Central Asian leaders, channeling a communist-era practice, lavished praise on Chinese supremo Xi Jinping on the occasion of his 70th birthday on June 15. The birthday salutations hailed Xi for his “wisdom”, “high authority” and “unprecedented successes” in “building a modernized socialist state,” while expressing a desire to strengthen Central Asian-Chinese ties. It is worth noting the congratulatory messages from the presidents of Uzbekistan, Kyrgyzstan and Turkmenistan all followed a similar script, each ending with wishes for Xi’s “good health and further success.” The leaders of Kazakhstan and Tajikistan did not publish the full texts of their messages, only excerpts.
Kazakhstan and China are entertaining dreams of taking on Hollywood. Kazakh Ambassador to China Shakhrat Nuryshev met earlier in June with Jonathan Jian Shen, the chief producer of the first Kazakh-Chinese joint film production, a music-themed drama, titled “Composer.” The two discussed ways to expand joint cooperation, agreeing to “continue working contacts,” the Kazakh embassy website reported. China has worked assiduously in recent years to project “soft power” across Central Asia via film, mass media and cultural initiatives.
A freight train has departed the Chinese city of Lanzhou bound for the Uzbek capital Tashkent, marking the start of a deal to build a multimodal rail route connecting China, Kyrgyzstan and Uzbekistan. The train of 30 containers carrying solar panels worth $2.5 million is a collaborative effort involving China’s Zhejiang Union of Railway Logistics, Uzbekistan’s Temir Yollari (Uzbek Railways) and Kyrgyzstan’s Temir Zholu (Kyrgyz Railways). The train left China on June 9 and is estimated to take 15 days to complete the journey.
Uzbek Minister of Investments Laziz Kudratov recently met with the head of China Energy, Song Hailiang, to discuss the construction of solar power farms in Uzbekistan’s Kashkadarya and Bukhara regions.
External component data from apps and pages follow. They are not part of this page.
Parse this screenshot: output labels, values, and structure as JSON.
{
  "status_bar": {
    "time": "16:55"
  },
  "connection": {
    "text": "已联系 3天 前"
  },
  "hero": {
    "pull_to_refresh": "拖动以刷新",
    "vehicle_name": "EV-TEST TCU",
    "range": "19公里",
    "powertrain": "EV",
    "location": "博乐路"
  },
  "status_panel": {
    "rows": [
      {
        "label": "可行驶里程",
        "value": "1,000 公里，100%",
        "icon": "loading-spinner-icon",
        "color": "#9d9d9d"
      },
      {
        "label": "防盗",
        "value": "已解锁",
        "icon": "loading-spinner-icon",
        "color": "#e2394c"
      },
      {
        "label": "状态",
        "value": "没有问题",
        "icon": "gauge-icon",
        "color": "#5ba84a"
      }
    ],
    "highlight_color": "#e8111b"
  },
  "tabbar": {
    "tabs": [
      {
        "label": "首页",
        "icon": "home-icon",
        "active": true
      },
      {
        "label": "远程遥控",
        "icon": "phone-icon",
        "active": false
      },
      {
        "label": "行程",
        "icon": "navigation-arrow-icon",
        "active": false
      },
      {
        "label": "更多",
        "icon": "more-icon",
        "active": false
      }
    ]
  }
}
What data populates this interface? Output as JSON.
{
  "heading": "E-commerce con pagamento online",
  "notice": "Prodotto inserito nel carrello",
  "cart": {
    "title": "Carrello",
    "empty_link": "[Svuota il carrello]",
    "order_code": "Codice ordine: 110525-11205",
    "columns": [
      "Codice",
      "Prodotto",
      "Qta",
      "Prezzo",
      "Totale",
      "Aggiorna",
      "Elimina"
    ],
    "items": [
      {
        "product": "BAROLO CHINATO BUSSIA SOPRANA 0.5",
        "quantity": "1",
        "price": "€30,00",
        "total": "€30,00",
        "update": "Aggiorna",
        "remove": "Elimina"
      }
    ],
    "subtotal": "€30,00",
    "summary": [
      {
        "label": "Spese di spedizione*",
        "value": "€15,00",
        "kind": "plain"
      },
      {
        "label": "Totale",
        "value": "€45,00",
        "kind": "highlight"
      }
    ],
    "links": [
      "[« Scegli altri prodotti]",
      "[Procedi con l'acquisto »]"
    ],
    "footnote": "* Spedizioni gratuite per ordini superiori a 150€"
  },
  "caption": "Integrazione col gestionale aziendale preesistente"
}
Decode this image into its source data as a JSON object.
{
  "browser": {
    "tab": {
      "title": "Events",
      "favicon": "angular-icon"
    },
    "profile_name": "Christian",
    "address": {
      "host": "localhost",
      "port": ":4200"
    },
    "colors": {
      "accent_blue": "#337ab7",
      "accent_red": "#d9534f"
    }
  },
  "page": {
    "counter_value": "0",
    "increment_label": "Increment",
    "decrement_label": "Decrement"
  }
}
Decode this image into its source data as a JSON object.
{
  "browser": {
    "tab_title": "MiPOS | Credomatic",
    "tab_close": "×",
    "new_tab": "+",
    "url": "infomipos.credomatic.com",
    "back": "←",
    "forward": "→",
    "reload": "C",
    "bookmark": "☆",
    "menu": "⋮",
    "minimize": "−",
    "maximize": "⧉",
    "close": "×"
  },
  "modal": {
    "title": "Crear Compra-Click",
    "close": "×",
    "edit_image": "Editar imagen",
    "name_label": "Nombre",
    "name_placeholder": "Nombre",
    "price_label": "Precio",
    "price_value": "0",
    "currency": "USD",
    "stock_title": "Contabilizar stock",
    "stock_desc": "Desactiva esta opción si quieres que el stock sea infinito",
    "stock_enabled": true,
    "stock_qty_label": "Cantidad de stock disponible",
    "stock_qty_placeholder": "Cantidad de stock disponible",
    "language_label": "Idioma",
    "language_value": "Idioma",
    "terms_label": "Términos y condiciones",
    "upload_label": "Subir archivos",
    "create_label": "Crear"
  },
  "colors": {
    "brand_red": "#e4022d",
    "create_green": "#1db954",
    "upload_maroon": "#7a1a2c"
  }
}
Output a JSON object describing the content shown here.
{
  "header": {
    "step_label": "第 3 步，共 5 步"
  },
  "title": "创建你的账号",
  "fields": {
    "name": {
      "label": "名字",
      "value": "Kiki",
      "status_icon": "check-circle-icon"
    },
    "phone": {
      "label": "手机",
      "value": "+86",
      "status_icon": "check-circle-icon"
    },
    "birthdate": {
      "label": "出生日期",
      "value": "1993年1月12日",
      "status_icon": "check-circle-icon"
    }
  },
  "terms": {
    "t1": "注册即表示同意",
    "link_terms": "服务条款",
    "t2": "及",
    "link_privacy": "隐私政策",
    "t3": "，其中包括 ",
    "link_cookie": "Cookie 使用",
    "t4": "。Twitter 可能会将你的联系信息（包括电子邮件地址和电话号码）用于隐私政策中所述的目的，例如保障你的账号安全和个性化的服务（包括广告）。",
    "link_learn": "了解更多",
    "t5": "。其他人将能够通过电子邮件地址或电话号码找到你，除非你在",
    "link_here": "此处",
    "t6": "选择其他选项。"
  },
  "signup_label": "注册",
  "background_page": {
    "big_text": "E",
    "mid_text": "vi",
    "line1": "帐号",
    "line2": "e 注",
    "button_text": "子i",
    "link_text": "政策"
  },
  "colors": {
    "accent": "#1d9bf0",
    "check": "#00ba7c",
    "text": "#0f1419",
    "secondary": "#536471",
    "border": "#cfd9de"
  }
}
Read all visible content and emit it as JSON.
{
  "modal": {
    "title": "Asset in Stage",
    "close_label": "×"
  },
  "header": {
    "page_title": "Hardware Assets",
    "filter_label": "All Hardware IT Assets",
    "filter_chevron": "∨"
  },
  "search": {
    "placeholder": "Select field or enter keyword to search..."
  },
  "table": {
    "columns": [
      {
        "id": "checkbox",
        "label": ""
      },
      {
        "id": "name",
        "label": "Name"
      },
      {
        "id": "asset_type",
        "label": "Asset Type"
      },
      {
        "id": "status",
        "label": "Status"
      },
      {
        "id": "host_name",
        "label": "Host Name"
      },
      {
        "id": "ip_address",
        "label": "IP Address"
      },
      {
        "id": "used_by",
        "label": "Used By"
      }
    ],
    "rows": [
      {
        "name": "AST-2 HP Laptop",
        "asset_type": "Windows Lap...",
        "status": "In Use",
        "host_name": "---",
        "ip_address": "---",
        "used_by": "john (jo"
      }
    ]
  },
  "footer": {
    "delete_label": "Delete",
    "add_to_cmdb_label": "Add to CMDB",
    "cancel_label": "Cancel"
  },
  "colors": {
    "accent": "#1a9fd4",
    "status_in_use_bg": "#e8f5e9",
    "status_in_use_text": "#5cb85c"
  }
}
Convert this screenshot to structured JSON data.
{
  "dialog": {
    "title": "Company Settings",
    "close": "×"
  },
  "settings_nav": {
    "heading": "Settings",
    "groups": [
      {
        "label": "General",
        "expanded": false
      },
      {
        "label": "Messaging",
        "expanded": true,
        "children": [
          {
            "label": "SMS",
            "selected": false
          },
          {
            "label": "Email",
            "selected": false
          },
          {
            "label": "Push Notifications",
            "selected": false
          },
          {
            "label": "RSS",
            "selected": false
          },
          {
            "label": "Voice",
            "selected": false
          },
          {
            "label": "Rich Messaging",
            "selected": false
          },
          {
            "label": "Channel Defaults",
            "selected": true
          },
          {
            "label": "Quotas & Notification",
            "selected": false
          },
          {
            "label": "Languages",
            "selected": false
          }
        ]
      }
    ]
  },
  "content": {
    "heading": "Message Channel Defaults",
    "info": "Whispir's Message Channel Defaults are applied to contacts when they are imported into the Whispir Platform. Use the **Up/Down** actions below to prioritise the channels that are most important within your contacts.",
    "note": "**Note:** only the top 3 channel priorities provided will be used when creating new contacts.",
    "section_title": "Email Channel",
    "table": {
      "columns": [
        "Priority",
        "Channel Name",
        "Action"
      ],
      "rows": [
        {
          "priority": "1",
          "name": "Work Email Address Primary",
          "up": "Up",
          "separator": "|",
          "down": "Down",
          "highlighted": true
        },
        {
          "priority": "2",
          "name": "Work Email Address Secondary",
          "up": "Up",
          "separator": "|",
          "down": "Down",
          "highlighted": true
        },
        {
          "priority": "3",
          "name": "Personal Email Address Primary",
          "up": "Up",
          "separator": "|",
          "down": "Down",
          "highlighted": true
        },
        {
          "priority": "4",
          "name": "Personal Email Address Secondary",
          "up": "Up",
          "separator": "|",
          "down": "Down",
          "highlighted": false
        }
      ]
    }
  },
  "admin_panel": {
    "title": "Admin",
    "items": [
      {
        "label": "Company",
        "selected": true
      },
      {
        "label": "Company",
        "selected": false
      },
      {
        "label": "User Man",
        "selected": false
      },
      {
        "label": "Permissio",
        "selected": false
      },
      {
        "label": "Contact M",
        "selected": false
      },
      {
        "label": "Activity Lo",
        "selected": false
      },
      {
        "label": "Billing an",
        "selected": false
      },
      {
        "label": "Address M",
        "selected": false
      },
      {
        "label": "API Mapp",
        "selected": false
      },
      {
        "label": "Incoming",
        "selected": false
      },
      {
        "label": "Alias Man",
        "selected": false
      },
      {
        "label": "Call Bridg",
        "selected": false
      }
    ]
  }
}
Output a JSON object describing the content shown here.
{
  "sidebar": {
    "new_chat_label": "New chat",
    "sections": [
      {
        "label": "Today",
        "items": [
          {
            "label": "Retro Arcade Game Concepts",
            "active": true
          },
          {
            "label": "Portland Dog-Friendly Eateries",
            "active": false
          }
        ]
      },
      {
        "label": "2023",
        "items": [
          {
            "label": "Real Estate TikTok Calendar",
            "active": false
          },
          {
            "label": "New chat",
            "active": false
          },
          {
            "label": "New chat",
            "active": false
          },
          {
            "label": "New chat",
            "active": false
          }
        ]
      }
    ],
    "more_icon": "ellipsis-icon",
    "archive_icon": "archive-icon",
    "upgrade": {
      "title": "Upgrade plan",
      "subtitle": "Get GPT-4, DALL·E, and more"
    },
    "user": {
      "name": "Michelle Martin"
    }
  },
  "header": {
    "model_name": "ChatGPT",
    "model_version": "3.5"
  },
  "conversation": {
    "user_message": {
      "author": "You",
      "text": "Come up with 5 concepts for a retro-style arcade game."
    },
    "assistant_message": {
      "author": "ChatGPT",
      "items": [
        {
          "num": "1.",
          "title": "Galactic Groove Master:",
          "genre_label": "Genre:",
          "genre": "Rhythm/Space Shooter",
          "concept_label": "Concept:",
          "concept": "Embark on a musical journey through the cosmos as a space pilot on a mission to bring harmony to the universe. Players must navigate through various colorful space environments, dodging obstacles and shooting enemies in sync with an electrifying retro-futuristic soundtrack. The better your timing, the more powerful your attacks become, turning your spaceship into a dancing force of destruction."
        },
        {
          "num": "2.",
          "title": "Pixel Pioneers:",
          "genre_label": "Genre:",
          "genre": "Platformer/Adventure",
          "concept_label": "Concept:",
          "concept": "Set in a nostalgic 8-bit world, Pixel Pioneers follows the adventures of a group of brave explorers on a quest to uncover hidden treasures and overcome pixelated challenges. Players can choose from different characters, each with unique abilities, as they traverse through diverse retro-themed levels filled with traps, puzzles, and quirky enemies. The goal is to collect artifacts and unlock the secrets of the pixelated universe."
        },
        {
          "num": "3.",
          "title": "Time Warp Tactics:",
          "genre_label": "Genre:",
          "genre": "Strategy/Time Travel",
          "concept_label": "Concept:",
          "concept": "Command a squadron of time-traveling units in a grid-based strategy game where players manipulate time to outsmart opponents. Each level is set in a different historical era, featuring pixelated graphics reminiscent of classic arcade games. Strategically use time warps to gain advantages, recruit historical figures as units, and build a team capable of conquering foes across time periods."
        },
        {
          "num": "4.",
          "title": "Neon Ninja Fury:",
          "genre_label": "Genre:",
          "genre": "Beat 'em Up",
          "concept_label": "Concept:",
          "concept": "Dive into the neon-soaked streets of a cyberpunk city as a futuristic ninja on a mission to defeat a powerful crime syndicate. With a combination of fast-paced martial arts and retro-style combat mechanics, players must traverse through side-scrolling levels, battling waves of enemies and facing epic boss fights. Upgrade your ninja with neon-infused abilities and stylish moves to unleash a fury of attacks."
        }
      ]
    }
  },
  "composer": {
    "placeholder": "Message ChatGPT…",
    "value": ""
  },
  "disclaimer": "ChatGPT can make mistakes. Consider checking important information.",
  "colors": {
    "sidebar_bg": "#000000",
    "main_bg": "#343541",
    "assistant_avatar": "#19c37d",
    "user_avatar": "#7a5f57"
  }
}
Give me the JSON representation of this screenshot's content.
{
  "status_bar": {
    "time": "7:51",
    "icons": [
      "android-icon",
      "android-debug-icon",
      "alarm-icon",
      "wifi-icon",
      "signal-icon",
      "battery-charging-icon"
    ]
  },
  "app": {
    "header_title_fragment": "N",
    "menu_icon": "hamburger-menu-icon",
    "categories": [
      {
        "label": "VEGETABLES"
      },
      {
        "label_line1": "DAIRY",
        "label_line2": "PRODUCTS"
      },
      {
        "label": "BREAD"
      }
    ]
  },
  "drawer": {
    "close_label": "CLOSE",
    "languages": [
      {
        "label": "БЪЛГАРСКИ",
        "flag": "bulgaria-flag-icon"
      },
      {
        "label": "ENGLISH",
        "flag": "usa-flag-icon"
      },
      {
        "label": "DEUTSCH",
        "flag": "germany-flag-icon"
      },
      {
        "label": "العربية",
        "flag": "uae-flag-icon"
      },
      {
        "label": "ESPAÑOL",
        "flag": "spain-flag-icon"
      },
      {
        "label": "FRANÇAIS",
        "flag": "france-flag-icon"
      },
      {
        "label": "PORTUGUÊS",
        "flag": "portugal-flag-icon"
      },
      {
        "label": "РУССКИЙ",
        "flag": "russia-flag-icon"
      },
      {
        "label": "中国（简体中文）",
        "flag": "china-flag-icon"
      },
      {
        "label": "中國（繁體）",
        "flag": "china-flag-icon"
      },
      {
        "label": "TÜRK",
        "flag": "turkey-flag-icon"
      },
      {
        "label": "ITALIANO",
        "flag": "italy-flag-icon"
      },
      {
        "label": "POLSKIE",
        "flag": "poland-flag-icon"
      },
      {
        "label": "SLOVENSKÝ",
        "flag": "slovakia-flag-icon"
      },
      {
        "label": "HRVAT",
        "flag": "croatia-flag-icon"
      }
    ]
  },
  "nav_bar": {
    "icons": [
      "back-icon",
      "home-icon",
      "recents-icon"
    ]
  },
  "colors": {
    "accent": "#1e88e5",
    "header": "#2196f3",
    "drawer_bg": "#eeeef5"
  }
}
The two also discussed construction of a cement plant in the Samarkand Region. The solar farms could begin generating power by the end of the year, according to a report issued by the ministry’s press service. In addition, Song expressed a desire for Chinese-Uzbek cooperation “to further modernize energy systems in the regions and train specialists in the field of green energy production.”
Uzbek Central Bank representatives met with a delegation from China’s Banking and Insurance Regulatory Commission (CBIRC), headed by Tang Chunlin, Director General of the commission’s Bureau of Banking Inspection. According to a report circulated by the Uzbek Central Bank’s press service, the discussions focused on “the organization and methodology of bank inspections, as well as the problems of regulating the activities of financial institutions.” The Chinese delegation also discussed projects that are financed by the Export-Import Bank of China (CEXIM).
Uzbekistan is creating a new position, transport adviser, at its embassies in China, Kazakhstan, Azerbaijan, Iran and Latvia. The move follows a presidential decree on ways to stimulate the development of both international and domestic transport links.
Kyrgyzstan is scrounging for cash to build its section of the China-Kyrgyzstan-Uzbekistan railway. Kyrgyzstan’s Commerce Minister, Daniyar Amangeldiev, made a pitch for financial help during a speech at the St. Petersburg International Economic Forum, describing the project as “very profitable and attractive.”
Kyrgyzstan’s government has drastically increased its sale of gold during the first four months of 2023. According to a report published by Sputnik.kg, Kyrgyzstan sold 1,411.8 kg of gold, worth about $88 million during the first third of 2023. During all of 2022, the outlet noted, Kyrgyzstan sold 290.5 kg of gold.